9.  Sekiya S, Suzuki A. Direct conversion of mouse fibroblasts to hepatocyte-like cells by defined factors. Nature. 2011;475:390-393.  [PubMed]  [DOI]
10.  Navas T, Kinders RJ, Lawrence SM, Ferry-Galow KV, Borgel S, Hollingshead MG, Srivastava AK, Alcoser SY, Makhlouf HR, Chuaqui R, Wilsker DF, Konaté MM, Miller SB, Voth AR, Chen L, Vilimas T, Subramanian J, Rubinstein L, Kummar S, Chen AP, Bottaro DP, Doroshow JH, Parchment RE. Clinical Evolution of Epithelial-Mesenchymal Transition in Human Carcinomas. Cancer Res. 2020;80:304-318.  [PubMed]  [DOI]

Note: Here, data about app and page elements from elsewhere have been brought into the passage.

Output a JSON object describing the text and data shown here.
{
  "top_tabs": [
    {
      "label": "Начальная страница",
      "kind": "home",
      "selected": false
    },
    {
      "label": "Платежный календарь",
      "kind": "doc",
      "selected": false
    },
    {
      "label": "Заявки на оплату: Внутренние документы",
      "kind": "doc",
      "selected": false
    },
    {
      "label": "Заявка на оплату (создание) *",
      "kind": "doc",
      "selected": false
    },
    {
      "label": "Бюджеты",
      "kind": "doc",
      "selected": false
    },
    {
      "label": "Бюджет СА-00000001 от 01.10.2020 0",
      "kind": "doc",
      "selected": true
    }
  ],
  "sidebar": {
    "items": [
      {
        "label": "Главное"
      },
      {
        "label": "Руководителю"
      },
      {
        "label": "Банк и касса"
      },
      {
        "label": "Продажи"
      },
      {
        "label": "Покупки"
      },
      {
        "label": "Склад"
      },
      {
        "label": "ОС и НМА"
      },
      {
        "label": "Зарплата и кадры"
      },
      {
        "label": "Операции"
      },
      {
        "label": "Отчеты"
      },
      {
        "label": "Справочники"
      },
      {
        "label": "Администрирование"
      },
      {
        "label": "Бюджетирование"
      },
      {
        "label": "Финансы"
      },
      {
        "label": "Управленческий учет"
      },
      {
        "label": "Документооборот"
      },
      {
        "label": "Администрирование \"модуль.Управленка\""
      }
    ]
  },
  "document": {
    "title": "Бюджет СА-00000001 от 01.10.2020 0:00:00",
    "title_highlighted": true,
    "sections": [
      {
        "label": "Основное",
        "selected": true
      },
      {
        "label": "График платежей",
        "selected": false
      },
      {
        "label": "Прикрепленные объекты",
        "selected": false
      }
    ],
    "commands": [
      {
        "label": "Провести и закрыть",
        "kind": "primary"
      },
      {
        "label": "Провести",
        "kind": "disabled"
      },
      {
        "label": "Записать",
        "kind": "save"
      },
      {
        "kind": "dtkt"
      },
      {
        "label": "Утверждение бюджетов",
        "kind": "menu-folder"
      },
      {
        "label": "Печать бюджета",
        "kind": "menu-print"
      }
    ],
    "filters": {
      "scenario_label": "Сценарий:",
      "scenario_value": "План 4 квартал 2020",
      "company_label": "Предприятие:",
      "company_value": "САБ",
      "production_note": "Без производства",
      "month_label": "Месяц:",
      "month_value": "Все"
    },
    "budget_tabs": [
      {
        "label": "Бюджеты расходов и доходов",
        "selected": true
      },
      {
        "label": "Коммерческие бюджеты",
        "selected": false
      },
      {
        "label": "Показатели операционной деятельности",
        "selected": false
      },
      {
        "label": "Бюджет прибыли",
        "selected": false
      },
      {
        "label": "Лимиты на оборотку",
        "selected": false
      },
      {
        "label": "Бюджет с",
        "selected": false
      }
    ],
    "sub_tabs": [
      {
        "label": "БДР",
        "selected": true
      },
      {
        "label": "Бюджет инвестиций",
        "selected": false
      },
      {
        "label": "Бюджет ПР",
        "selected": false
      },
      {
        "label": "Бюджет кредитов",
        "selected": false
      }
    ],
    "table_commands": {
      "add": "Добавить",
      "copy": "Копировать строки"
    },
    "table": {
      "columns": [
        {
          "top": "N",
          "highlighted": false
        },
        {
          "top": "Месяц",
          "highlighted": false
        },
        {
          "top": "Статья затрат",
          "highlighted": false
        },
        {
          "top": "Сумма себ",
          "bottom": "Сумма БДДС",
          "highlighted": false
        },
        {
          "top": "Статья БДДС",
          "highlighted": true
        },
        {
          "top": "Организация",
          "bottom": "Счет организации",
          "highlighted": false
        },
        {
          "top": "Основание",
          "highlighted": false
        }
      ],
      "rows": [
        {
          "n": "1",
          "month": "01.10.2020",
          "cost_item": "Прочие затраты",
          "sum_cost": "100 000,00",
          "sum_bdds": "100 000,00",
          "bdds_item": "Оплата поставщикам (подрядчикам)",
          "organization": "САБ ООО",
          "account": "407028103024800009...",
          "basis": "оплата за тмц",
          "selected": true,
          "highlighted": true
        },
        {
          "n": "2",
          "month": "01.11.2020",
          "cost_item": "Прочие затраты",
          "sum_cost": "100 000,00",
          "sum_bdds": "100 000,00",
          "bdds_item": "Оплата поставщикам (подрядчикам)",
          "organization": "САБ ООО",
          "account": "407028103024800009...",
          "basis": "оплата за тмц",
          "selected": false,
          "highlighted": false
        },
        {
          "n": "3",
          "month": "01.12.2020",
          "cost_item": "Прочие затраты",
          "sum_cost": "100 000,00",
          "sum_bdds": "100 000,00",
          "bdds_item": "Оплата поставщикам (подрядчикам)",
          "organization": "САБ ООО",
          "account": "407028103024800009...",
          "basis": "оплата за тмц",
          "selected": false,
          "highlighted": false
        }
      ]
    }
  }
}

11.  Laudato S, Aparicio A, Giancotti FG. Clonal Evolution and Epithelial Plasticity in the Emergence of AR-Independent Prostate Carcinoma. Trends Cancer. 2019;5:440-455.  [PubMed]  [DOI]
12.  Quintanal-Villalonga Á, Chan JM, Yu HA, Pe'er D, Sawyers CL, Sen T, Rudin CM. Lineage plasticity in cancer: a shared pathway of therapeutic resistance. Nat Rev Clin Oncol. 2020;17:360-371.  [PubMed]  [DOI]